The Paytm CEO was not commenting purely out of altruism. Paytm is one of the local fintechs with the most to lose if WhatsApp Pay makes fast headway in India. It has a large suite of digital financial services in its app but nothing that boasts the stickiness of WhatsApp's messenger.
Meanwhile, in early February India's Supreme Court asked WhatsApp to respond to a plea. That plea seeks a direction to the Reserve Bank of India (RBI) and the National Payments Corporation of India (NPCI) to ensure that data collected on India's Unified Payments Interface (UPI) platform is under no circumstances shared with WhatsApp's parent company or any other third party.

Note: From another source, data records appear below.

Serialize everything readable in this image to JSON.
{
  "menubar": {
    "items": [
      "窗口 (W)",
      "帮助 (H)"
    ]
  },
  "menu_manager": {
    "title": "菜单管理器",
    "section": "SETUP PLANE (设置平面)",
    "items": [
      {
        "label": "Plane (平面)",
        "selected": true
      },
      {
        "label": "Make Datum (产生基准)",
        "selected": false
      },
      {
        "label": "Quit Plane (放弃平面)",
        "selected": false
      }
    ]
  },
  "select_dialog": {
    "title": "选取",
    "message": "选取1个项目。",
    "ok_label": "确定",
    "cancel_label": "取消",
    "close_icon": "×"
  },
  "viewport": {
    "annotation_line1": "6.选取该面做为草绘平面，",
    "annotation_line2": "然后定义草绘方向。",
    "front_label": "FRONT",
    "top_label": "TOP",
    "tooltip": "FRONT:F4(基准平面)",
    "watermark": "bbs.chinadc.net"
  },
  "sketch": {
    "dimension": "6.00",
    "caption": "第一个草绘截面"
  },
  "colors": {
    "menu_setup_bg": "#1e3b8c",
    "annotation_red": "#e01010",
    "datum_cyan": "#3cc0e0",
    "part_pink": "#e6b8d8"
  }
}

This turn of events puts WhatsApp in damage control mode when it should be focused on ramping up the launch of its e-wallet in India. Yet the company must reassure its Indian users and the country's regulators that it can be trusted with user data. Without winning their trust, WhatsApp will never become a successful financial services provider.
For the time being, WhatsApp will remain far behind India payments market leaders PhonePe and Google Pay. In January, PhonePe processed 968.7 million transactions and had a market share of 42% while Google Pay recorded 853.5 million transactions and was close behind with 37%, according to Entrackr. Paytm's Payments Bank was third with 281.2 million transactions. By comparison, WhatsApp Pay's market share was tiny, with just 560,000 transactions, down from 810,000 in December 2020.
On January 1, a 30% cap on the UPI transaction volume of third-party payment providers (which does not apply to Paytm) came into effect. However, it remains to be seen how the policy will be enforced. Indian regulators say that third-party payment providers have two years to comply with the edict.